▸ **Task data**:
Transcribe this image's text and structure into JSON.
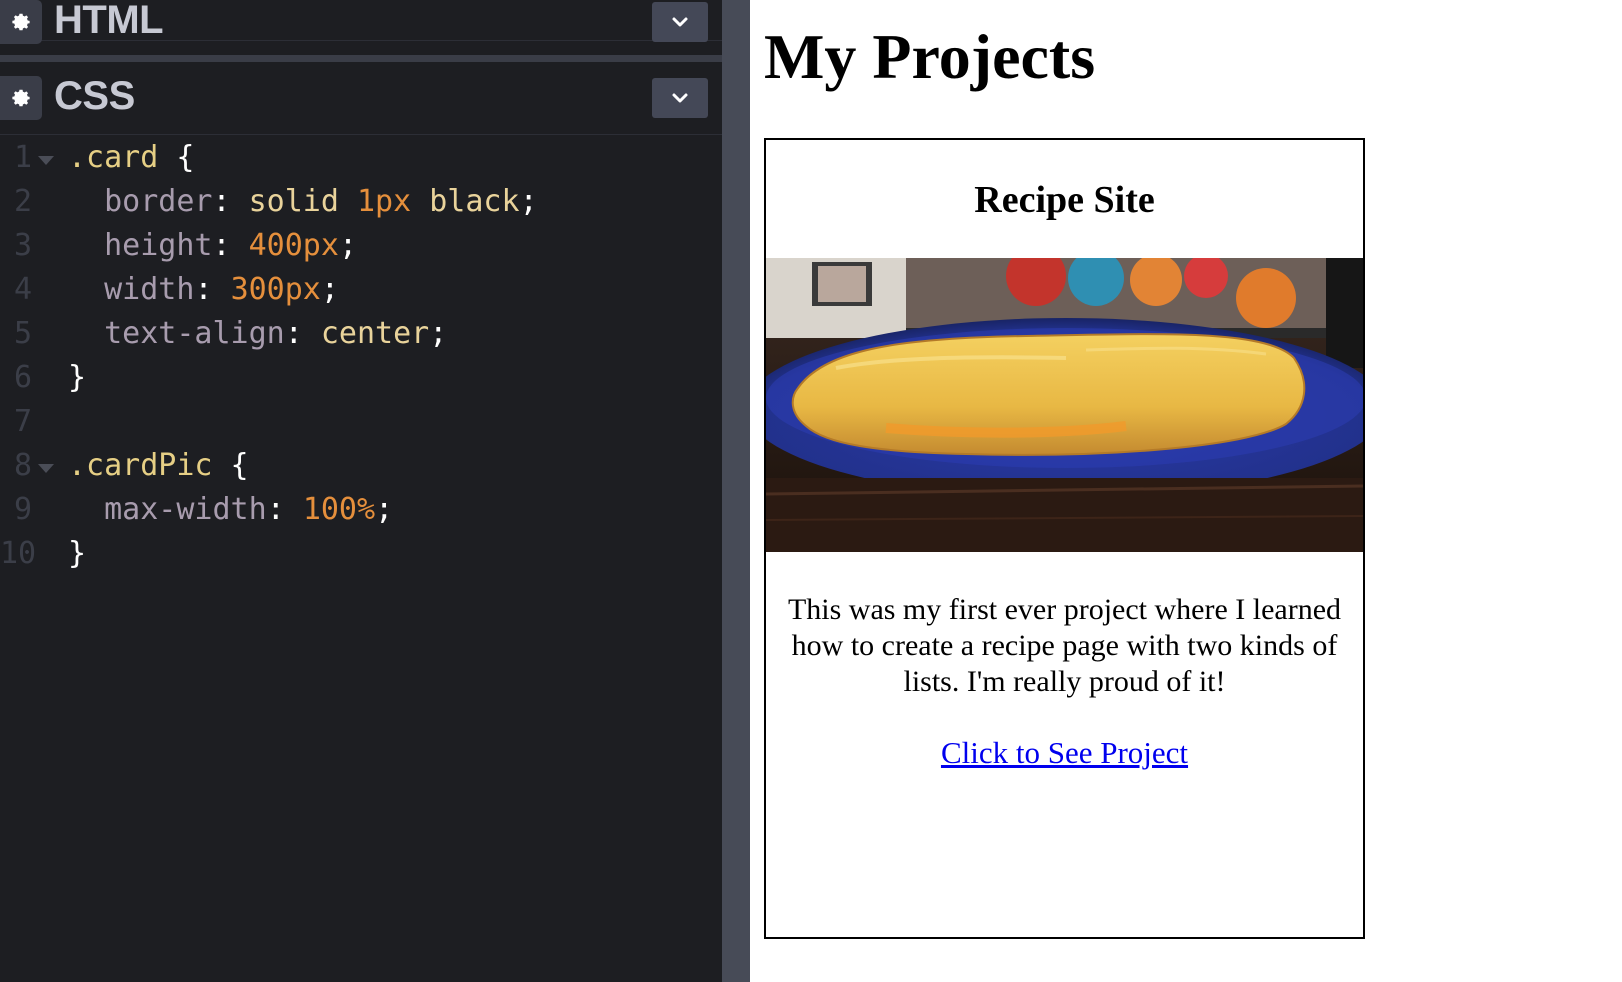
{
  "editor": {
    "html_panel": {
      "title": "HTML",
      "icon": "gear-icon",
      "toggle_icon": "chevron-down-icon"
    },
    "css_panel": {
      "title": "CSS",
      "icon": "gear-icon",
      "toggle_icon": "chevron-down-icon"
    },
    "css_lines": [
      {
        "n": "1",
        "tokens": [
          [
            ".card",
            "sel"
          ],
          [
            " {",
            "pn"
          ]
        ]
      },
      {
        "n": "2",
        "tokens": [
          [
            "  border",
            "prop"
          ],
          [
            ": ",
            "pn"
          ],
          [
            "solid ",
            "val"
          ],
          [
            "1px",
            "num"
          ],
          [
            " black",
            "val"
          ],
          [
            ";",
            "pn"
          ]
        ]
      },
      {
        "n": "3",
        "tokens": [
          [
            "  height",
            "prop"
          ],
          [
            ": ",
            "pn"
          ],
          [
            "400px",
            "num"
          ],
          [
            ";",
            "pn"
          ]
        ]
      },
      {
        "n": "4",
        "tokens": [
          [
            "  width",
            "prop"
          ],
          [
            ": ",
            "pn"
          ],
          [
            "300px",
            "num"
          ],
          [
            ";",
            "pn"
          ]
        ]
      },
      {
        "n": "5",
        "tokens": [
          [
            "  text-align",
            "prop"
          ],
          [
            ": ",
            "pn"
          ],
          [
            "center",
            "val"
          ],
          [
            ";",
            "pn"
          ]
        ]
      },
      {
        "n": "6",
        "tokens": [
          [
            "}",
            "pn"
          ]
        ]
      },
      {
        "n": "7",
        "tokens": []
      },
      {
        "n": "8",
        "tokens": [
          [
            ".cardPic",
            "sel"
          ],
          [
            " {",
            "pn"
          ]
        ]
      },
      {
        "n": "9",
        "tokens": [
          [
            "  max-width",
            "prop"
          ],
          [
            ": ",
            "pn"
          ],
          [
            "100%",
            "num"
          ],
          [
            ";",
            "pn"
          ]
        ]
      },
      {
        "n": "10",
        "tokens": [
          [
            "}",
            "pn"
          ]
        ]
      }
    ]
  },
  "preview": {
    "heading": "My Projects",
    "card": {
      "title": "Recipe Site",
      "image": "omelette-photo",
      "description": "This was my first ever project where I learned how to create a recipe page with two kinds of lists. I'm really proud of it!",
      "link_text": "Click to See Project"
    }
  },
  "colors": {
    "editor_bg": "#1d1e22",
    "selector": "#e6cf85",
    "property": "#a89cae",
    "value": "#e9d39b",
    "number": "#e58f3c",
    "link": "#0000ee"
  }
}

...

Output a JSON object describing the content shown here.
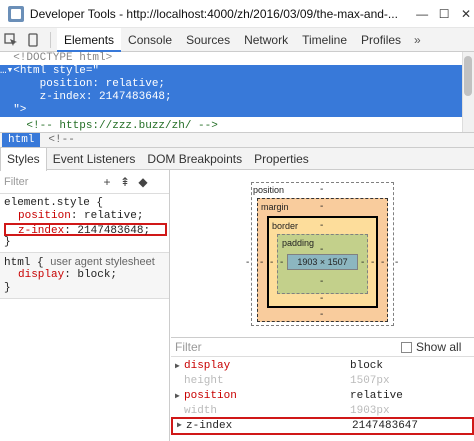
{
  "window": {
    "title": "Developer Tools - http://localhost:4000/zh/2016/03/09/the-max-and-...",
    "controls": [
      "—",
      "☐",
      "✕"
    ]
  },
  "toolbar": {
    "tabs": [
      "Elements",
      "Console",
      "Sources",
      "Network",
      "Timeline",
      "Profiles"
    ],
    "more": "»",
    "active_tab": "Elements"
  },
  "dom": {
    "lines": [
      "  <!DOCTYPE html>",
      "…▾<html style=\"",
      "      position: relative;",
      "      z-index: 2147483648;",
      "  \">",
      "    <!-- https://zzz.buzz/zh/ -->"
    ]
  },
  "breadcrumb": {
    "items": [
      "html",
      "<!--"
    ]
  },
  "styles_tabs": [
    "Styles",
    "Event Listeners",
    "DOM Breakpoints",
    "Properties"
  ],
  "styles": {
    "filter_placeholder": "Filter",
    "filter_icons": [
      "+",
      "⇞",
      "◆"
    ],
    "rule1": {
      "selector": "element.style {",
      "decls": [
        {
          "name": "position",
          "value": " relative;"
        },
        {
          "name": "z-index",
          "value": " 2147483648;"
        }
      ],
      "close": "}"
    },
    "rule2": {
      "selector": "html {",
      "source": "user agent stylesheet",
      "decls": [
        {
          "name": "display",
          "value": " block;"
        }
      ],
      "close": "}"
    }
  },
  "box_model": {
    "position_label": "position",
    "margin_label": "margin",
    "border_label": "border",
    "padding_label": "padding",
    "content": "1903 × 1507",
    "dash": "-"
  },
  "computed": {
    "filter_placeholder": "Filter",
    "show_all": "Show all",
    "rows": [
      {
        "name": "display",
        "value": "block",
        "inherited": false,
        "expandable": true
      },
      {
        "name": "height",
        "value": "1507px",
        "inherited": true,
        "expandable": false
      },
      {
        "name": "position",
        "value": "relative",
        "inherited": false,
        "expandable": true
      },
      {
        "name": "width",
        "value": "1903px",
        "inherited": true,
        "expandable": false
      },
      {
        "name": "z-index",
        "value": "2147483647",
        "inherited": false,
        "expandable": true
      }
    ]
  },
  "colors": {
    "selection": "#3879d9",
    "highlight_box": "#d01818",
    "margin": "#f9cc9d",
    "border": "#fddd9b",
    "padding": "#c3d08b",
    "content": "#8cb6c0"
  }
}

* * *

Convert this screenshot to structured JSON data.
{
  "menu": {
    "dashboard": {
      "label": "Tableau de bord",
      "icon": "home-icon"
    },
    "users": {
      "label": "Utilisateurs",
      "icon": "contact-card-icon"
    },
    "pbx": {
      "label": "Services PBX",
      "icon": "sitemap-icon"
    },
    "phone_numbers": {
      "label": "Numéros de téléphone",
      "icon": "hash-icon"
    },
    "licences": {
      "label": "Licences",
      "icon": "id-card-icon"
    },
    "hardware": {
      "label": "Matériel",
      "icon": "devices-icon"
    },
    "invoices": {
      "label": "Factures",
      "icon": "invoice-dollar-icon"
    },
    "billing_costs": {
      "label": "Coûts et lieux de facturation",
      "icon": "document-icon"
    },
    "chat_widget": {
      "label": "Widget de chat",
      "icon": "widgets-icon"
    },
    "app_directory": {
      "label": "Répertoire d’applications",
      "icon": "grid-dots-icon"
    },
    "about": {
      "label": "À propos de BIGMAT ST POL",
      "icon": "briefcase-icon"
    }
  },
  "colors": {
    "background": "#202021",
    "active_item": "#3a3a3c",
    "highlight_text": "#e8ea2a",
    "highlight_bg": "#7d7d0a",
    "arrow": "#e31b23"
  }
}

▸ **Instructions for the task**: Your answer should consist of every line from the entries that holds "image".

▸ **Reply**:
Transcribe this image's text and structure into JSON.
      "image": "omelette-photo",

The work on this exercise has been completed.